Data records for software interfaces
Content starts

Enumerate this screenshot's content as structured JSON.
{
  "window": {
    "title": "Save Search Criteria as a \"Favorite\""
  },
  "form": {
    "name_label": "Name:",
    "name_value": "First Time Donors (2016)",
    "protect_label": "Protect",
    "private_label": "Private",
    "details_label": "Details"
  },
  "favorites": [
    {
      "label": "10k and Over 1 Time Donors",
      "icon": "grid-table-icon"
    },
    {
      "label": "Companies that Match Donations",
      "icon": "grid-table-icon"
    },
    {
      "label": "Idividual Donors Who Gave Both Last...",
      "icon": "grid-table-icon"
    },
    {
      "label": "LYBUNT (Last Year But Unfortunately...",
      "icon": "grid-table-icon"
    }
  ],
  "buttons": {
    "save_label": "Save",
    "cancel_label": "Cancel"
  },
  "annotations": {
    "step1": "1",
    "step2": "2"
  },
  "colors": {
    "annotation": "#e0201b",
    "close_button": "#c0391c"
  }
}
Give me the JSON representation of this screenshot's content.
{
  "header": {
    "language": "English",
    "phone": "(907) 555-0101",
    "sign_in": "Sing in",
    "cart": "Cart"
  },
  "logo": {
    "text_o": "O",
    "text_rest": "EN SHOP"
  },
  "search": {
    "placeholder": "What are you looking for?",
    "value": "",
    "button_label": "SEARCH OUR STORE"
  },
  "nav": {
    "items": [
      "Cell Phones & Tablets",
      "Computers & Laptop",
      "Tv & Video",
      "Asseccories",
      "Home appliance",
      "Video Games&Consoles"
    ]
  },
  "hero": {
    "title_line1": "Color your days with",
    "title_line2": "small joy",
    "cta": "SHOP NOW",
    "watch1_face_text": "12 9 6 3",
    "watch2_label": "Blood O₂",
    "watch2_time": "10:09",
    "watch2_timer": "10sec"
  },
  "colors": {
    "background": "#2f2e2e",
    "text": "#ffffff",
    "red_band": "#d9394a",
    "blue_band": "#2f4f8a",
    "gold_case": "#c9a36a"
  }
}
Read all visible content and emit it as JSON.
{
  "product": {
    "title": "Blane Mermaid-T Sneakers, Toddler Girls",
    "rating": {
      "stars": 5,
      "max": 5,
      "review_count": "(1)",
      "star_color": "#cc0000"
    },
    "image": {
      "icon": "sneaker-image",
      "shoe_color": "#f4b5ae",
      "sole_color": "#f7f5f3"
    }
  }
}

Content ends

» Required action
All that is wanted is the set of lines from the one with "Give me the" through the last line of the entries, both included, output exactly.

» Written solution
Give me the JSON representation of this screenshot's content.
{
  "header": {
    "language": "English",
    "phone": "(907) 555-0101",
    "sign_in": "Sing in",
    "cart": "Cart"
  },
  "logo": {
    "text_o": "O",
    "text_rest": "EN SHOP"
  },
  "search": {
    "placeholder": "What are you looking for?",
    "value": "",
    "button_label": "SEARCH OUR STORE"
  },
  "nav": {
    "items": [
      "Cell Phones & Tablets",
      "Computers & Laptop",
      "Tv & Video",
      "Asseccories",
      "Home appliance",
      "Video Games&Consoles"
    ]
  },
  "hero": {
    "title_line1": "Color your days with",
    "title_line2": "small joy",
    "cta": "SHOP NOW",
    "watch1_face_text": "12 9 6 3",
    "watch2_label": "Blood O₂",
    "watch2_time": "10:09",
    "watch2_timer": "10sec"
  },
  "colors": {
    "background": "#2f2e2e",
    "text": "#ffffff",
    "red_band": "#d9394a",
    "blue_band": "#2f4f8a",
    "gold_case": "#c9a36a"
  }
}
Read all visible content and emit it as JSON.
{
  "product": {
    "title": "Blane Mermaid-T Sneakers, Toddler Girls",
    "rating": {
      "stars": 5,
      "max": 5,
      "review_count": "(1)",
      "star_color": "#cc0000"
    },
    "image": {
      "icon": "sneaker-image",
      "shoe_color": "#f4b5ae",
      "sole_color": "#f7f5f3"
    }
  }
}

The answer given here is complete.